Purity by Jackson Pearce. Little, Brown, and Company, 2012. Currently available.
Genre: YA Realistic Fiction
Face Value: Ok, this cover makes me laugh. The cover designer was clever enough to utilize the lock symbol to represent Shelby’s virginity, and then to make that lock open and just gradually hanging on to that chain. I appreciate that the cover represents the ‘precarity’ of Shelby’s situation, because she’s on the verge of making a decision. The cover is simple and bold, and I like that.
Does it break the slate? Yes. I knew that this would be a book about a chastity ball, so I started reading with certain expectations for plot and character. Pearce defied all of those expectations as she developed Shelby into a smart, self-assured, yet vulnerable character. She is making a decision that many, many girls have made before, but Pearce crafted a unique plot situation to make Shelby’s story more compelling than other virginity-oriented narratives.
Who would we give it to? This is a great book for girls who are struggling with parental relationships and feel that they can’t communicate with their parents. This book focuses on a relationship between a father and daughter, but it could spark a discussion between mothers and daughters too.
Review: Shelby is a teenager who lives her life guided by three promises. These promises bind her every decision and shape the way she lives her life. When her mother died of cancer, her last words to Shelby included the three promises. Shelby was so devoted to her mother that she vowed to keep these promises, no matter what.
Keeping the promises hasn’t really been a problem…until now. After her mother’s death, Shelby’s dad has thrown himself into volunteering for various charity efforts in the community. Meanwhile, Shelby has been working on her promise to “live without restraint.” She and her best friends Jonas and Ruby maintain a life list with tasks that Shelby must accomplish – including travelling the world and stealing a car. Both Shelby and her father are caught up in their own ways of distracting themselves from the absence of Shelby’s mother, and they rarely meet in the middle. Neither has any idea what is going on in the other’s life. So when Shelby finds out that her dad has volunteered to organize a community Princess Ball, she is surprised. And then her dad asks her to help. Normally, Shelby would say no…but she has to keep another one of the promises: “Love and listen to your father.”

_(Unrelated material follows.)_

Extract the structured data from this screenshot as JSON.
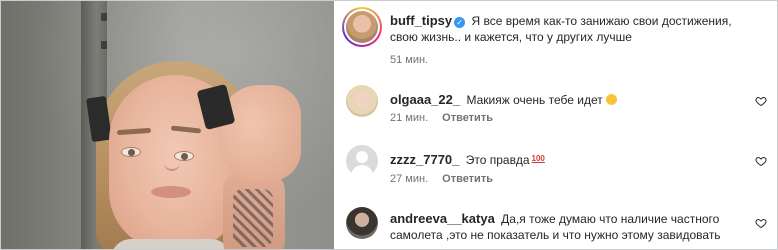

Shelby feels trapped. Her dad wants her to attend the Princess Ball and make a vow of purity, and she believes that she can’t say no because she promised her mom that she would forever listen to her father. So, in order to negate the vow of purity, she decides that she has to lose her virginity before the Princess Ball so that she is not bound to a sexless life until marriage.
Ok, hold up. I know that sounds crazy. But Shelby’s not just some lust-crazed teenager. She’s actually an incredibly self-aware young woman who is just struggling to please the people she loves most. That’s especially difficult because she’s trying to please her dead mother, and a deceased parent isn’t around to clarify their expectations or give encouraging talks. Although Shelby’s decision to have sex may seem arbitrary, it is her decision, and that’s the most important aspect of the plot. She has an understanding of her rights and options. She insists on using birth control (although the scene in which she obtains that birth control is both mortifying and hilarious). Shelby is not a dumb kid who has sex in the heat of the moment. She’s a young woman on a mission to have an experience that she feels is important. She even grapples with faith throughout the story in a way that reminded me a lot of my own adolescent questions about religion.
I loved Shelby’s evolving relationship with her father throughout the book. It was refreshing to learn that her dad was not an uptight guy wanting to “protect his precious little girl.” Yes, he liked the idea of the Princess Ball, but he wanted to participate more for the opportunity to grow his relationship with his daughter rather than to preserve her purity. Both Shelby and her dad are kind of dense about doing the whole conversation thing. Reading their awkward exchanges made me want to scream. But Shelby and her dad both had to work through their own issues before they can find common ground.
Another favorite element of this book is the head-banging frustration of knowing that Shelby is totally in love with this guy who is also totally in love with her, but neither Shelby or the guy fully realize it. I wanted to grab Shelby by the shoulders, look her in the eye, and say, “Just kiss him, you idiot!” The tension of that relationship wasn’t exactly swoonworthy, but it was sweet and endearing enough to keep me engaged. I must admit that I like a little romance – even in Slatebreaking books.
With Purity, I expected a book about a very Christian teenager feeling conflicted about taking a chastity vow. I got a lot more than I expected. Thanks, Jackson Pearce, for surprising me in a good way.
Reviewed from library copy.